Olsen beat out more than 1,000 student participants with her business plan for Hidden Hollow, a wedding and event planning business.
Olsen will next present her business plan at the NFTE National Business Plan Competition, where she will be competing for $10,000 in seed money to launch her business.
“I’m grateful for the opportunity to work with the Lyles Center in providing the NFTE program,” said Juan Garza, superintendent for Kings Canyon Unified School District. “It demonstrates that when you provide opportunities for students like Katie, they get motivated, excel and become champions.”
AyeeJaee Rios, a senior from Carter G. Woodson Public Charter School, earned second place for a business plan for Lost Souls Apparel, a customized clothing line. Orlando Lopez, a junior at Roosevelt High School took third place for his business plan on Leticia’s Mexican Food Catering.
The finalists presented their business plans in front of eight judges and all attendees at the competition. The judging panel consisted of Matt Damore, creative director at CBS 47 On Your Side; Juan Ortega, owner of Grilled Chz; Louie Avila, founder, owner and president of Avison Construction Inc.; and Michelle Asadoorian, Fresno Unified School District board member.
“The Lyles Center goal is to bring the NFTE program, which is training teachers to deliver proven, hands-on entrepreneurship curriculum, to every high school in the Central Valley,” said Genelle Taylor, associate director of the Lyles Center.
The Network for Teaching Entrepreneurship’s mission is to provide programs that inspire young people from low-income areas to stay in school, recognize business opportunities and plan for successful futures.

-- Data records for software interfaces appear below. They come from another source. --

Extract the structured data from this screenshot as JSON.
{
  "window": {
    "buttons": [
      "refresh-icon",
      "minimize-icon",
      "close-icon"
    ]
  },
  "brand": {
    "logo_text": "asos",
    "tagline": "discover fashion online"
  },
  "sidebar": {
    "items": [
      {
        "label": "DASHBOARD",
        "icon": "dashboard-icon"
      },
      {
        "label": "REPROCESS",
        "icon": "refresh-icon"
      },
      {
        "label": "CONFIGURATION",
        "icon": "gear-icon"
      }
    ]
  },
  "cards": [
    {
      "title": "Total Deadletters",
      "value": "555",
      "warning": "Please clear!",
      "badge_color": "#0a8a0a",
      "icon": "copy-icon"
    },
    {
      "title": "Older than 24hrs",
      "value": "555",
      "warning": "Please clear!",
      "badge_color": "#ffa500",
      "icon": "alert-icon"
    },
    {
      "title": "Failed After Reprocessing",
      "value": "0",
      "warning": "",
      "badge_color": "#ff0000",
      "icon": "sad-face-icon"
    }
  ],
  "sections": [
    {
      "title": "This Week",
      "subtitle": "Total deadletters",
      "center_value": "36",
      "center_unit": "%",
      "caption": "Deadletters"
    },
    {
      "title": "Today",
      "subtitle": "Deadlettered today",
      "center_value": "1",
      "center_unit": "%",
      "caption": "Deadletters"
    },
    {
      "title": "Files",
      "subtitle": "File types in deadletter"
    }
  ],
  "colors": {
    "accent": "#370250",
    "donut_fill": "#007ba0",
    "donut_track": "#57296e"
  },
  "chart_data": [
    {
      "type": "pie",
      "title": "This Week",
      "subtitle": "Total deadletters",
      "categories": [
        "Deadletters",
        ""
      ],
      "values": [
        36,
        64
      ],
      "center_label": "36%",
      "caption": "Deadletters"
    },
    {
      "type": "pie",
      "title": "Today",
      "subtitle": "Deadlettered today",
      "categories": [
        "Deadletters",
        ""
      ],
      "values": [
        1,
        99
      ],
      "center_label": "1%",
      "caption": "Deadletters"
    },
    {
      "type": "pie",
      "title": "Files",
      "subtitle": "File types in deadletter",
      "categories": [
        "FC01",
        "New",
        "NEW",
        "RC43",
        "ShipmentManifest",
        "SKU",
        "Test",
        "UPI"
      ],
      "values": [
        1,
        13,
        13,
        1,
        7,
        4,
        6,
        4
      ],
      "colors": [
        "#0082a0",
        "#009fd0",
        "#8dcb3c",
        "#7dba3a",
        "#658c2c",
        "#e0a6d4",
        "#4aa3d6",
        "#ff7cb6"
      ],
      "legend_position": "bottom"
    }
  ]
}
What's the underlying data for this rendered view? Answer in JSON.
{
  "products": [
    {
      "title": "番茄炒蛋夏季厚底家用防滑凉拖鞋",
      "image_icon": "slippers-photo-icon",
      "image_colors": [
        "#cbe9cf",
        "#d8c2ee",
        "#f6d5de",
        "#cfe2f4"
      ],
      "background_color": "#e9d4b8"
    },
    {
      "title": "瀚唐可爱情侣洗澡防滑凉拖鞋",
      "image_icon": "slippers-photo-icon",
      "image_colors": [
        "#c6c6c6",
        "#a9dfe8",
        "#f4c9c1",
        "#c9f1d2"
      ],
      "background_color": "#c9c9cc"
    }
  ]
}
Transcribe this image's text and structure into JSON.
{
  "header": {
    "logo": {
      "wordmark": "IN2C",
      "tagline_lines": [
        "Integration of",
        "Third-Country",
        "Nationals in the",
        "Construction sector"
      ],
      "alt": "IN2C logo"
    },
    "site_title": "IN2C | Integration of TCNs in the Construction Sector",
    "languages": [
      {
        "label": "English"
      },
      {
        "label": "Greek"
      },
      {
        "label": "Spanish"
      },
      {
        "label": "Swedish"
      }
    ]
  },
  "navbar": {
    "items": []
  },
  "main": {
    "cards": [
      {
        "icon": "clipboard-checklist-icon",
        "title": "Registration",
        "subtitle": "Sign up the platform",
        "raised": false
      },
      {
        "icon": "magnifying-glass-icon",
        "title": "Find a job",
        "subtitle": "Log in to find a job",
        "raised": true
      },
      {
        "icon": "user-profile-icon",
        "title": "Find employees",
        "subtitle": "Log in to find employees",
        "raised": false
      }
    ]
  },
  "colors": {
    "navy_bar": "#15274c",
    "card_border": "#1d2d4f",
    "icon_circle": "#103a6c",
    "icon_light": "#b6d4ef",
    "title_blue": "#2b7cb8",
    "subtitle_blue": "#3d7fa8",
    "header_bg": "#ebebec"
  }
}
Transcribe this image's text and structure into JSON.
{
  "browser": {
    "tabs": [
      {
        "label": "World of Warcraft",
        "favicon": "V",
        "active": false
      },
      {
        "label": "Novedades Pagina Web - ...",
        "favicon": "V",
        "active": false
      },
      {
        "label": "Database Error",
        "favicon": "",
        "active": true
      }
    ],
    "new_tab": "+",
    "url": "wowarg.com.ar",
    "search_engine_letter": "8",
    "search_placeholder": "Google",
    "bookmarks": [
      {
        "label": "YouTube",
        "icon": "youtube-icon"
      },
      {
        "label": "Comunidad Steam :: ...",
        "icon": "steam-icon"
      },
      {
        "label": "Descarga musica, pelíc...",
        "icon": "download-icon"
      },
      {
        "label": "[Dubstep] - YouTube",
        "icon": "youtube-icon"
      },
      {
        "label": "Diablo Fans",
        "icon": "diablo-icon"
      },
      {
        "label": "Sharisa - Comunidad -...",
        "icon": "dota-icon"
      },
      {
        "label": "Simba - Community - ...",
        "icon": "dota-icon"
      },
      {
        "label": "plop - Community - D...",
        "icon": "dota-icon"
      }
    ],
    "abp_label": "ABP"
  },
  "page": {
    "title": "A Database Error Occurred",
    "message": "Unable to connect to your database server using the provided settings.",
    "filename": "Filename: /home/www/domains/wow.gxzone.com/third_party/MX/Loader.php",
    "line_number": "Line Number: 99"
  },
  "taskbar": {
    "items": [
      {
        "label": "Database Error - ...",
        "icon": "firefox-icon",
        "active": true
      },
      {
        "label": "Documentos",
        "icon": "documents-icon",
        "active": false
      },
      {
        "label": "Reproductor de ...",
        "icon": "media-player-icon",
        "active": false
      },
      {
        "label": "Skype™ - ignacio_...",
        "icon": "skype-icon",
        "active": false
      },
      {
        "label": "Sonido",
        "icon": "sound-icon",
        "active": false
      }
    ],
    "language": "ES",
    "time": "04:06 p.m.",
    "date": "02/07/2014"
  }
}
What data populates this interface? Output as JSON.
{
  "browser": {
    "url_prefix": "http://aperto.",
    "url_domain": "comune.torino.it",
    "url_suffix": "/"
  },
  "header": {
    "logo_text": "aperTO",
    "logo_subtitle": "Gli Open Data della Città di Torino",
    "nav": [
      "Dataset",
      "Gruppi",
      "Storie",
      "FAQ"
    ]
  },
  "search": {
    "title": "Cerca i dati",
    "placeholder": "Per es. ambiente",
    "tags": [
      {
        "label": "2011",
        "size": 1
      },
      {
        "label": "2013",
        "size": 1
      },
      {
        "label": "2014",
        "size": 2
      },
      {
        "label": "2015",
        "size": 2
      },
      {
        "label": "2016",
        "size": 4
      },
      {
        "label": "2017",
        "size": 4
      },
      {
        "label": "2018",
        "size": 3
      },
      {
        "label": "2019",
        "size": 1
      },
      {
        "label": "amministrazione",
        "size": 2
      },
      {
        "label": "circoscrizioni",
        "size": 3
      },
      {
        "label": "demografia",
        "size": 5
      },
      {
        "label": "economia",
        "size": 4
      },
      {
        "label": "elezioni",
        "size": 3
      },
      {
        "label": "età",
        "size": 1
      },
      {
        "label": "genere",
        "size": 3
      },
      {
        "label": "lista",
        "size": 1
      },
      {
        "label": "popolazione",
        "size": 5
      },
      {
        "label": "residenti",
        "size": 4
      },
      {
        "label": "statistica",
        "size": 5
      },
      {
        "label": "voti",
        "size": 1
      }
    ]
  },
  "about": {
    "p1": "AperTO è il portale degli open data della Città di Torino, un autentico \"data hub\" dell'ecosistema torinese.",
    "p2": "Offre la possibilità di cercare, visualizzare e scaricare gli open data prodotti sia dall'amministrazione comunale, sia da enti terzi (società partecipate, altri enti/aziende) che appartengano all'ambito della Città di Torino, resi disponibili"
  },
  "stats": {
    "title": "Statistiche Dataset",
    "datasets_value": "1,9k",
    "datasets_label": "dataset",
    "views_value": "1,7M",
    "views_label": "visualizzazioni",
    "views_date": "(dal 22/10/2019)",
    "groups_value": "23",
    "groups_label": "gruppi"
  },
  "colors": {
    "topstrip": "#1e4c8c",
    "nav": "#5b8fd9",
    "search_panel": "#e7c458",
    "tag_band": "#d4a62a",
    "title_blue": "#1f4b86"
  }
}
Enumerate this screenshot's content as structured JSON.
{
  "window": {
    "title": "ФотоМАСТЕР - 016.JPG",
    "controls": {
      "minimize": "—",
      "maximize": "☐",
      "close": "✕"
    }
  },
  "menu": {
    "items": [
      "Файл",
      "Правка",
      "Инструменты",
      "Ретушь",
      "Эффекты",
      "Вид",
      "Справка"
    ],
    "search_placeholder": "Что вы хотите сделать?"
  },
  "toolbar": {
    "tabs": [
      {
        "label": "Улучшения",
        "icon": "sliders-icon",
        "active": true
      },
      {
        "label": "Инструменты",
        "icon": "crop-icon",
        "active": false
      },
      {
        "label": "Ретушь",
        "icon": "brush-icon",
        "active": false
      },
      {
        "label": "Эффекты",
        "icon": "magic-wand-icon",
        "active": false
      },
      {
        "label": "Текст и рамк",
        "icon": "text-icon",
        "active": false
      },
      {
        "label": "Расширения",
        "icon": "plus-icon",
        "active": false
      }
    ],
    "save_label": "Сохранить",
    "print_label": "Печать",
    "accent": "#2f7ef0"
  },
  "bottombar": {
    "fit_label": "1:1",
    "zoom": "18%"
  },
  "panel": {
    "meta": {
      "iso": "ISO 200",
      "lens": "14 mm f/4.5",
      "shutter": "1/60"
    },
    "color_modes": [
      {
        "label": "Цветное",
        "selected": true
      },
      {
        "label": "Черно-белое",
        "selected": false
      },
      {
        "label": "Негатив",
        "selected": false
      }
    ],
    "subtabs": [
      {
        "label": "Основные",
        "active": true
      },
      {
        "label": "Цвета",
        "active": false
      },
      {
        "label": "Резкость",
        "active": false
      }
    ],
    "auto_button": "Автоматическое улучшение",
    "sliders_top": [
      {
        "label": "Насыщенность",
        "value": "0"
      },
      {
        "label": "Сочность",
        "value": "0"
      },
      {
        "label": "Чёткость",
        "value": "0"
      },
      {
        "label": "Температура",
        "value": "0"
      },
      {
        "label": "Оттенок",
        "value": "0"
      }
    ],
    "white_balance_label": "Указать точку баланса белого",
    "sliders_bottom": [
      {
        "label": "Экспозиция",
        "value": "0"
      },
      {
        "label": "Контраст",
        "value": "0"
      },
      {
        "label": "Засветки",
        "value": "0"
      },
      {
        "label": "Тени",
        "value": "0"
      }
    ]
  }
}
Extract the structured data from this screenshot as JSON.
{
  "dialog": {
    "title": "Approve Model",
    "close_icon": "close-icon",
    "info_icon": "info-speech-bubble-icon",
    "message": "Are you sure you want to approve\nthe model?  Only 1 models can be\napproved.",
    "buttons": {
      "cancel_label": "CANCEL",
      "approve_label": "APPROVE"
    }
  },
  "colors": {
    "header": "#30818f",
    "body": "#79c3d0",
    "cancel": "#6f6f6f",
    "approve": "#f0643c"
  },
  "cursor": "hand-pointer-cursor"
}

Since its founding in 1987 by Steve Mariotti, NFTE has worked with nearly 450,000 young people from low-income communities in programs across the U.S. and around the world.
“We want all young people to have exposure to the entrepreneurial spirit, in one way or another, by the time they are 18,” Taylor said. “Creating a classroom with relevant learning activities for youth means less dropouts and a more prosperous community.”